Physiotherapy in Mental Health: Challenges for the Future


Probst Michel
Department of Rehabilitation Sciences, KU Leuven

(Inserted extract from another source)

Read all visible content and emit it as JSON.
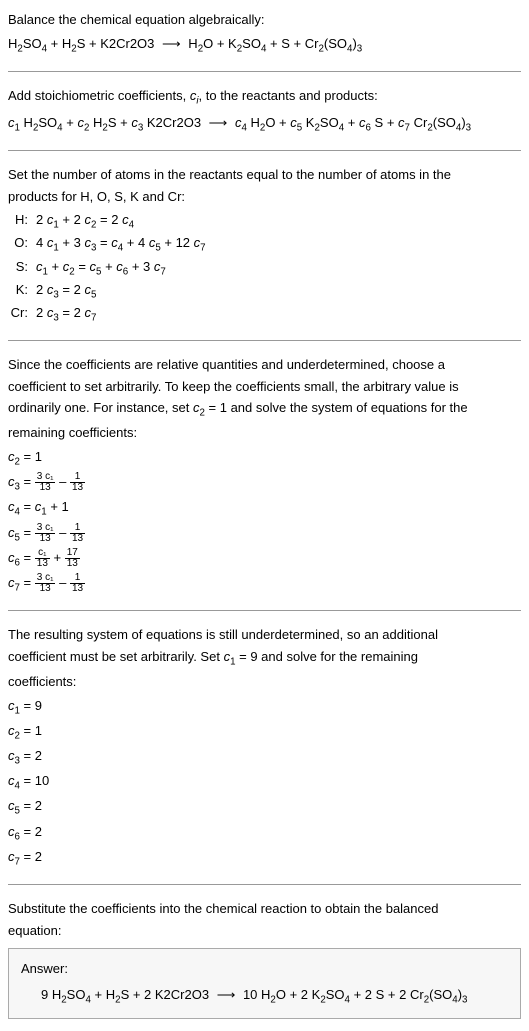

After 16 years, it is time to think about the future directions of physiotherapy in mental health. Due to the fast-changing needs in our society, the expiration date of persons, ideas, and products becomes shorter and shorter and new challenges are coming up. For years, I have argued for the profession to break out of its self-imposed shackles. The biggest challenges in clinical practice, research and education will be the integration of physiotherapy with transdisciplinary health care approach based on the integrative health care or collaborative governance models. ‘Integrative health care’ aims for well-coordinated care among different providers and institutions by bringing conventional and complementary approaches together to care for the whole person. ‘Collaborative governance’ builds on mutual interdependencies, shared responsibilities and co-production of goals and strategies by partners in a network. Surely the question will be ‘Which health care provider has the best competences, knowledge and skills to give the best evidence based treatment for the needs, preferences and interest of the person who is asking for help?” These emerging ideas of cooperation will influence our profession. The borders will fade. Different other health professionals will use our key-elements. Instead of complaining, physiotherapists working in mental health need to cope with the changing roles, to pull the same rope and to work on a clear ‘brand identity’ using the existing evidence based practice and research. These challenges need to be more integrated into physiotherapy training programs (entry level and specialized training.

November 30, 2022